**YOUR ASSIGNMENT**
Scan the records for "name". Report each line that includes it.
::::::::::
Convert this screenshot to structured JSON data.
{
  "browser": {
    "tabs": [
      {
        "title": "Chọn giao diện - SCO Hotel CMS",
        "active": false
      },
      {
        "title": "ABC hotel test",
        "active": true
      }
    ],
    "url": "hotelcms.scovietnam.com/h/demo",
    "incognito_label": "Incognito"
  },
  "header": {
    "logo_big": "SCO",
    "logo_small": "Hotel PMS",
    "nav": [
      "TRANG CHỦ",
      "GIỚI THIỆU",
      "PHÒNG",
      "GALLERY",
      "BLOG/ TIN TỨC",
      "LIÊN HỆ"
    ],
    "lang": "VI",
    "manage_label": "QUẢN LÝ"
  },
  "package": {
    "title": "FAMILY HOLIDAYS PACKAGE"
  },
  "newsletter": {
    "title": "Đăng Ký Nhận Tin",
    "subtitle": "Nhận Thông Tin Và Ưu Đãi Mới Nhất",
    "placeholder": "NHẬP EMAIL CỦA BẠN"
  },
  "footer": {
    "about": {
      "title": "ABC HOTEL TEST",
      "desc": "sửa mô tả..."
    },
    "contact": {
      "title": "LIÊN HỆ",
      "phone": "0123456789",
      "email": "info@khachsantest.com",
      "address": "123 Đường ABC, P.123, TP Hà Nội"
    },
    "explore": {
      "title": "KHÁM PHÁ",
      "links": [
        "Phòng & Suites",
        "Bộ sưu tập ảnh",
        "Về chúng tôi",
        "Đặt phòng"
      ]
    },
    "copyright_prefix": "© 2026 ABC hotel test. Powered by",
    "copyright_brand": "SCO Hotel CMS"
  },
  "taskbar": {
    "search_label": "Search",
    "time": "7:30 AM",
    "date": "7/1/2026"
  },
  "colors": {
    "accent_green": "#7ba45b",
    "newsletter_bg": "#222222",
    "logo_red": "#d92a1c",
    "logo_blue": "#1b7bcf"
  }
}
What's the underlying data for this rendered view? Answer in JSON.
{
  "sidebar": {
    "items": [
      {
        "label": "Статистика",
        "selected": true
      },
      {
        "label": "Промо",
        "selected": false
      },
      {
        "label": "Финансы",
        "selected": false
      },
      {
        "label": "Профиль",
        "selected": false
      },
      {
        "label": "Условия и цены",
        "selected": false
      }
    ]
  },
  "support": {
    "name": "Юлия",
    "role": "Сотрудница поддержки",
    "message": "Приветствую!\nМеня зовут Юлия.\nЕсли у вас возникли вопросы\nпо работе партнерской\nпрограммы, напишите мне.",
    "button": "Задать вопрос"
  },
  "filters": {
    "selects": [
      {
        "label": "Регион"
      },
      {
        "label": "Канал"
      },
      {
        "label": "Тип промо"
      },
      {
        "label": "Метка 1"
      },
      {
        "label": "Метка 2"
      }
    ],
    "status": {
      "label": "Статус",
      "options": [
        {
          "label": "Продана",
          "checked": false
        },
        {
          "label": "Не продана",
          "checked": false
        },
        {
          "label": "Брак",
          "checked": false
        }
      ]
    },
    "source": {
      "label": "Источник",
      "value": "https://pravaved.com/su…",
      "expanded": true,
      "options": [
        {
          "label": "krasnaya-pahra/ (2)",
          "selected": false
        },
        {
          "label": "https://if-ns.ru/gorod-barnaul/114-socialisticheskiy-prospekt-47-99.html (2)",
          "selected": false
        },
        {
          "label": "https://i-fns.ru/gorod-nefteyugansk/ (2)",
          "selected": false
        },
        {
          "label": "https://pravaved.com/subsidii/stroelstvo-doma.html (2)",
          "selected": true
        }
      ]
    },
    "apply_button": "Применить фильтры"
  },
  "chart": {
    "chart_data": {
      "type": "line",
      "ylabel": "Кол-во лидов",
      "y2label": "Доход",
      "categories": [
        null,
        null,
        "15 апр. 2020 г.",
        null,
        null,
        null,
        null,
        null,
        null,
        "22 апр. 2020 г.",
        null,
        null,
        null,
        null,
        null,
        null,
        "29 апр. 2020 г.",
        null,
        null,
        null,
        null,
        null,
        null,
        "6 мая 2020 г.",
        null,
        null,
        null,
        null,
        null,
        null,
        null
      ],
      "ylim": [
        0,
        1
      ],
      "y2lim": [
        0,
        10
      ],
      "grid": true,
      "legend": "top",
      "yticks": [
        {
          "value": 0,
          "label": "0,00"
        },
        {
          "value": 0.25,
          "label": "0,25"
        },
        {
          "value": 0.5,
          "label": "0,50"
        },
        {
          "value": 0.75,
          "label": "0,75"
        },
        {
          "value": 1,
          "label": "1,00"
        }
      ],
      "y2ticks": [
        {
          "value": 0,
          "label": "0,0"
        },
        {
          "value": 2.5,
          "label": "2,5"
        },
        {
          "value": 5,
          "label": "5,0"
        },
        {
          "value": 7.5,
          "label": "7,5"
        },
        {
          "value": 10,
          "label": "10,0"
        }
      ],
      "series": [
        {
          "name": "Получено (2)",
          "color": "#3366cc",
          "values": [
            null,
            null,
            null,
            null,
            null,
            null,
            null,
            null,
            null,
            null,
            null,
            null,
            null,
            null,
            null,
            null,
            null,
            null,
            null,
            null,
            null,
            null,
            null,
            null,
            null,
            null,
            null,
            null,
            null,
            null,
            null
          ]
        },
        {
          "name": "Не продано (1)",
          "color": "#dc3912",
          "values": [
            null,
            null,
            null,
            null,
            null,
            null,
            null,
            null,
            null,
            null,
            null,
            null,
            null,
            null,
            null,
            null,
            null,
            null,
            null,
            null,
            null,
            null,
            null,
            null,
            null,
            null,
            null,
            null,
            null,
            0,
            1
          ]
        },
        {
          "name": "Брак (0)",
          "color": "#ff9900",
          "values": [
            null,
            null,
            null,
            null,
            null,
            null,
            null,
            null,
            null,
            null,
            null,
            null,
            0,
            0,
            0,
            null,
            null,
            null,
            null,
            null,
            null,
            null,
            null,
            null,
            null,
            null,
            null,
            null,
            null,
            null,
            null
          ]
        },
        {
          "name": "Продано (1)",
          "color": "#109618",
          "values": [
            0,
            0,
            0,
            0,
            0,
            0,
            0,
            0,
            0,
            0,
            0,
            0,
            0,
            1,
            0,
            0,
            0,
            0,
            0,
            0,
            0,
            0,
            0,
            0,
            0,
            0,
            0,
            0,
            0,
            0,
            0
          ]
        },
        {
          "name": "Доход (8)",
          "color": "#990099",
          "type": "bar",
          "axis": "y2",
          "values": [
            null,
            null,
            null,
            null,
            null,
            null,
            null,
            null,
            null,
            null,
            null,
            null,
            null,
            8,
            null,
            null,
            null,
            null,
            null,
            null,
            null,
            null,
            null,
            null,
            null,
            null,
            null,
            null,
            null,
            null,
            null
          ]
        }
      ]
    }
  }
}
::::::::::
**EXERCISE RESULT**
    "name": "Юлия",
          "name": "Получено (2)",
          "name": "Не продано (1)",
          "name": "Брак (0)",
          "name": "Продано (1)",
          "name": "Доход (8)",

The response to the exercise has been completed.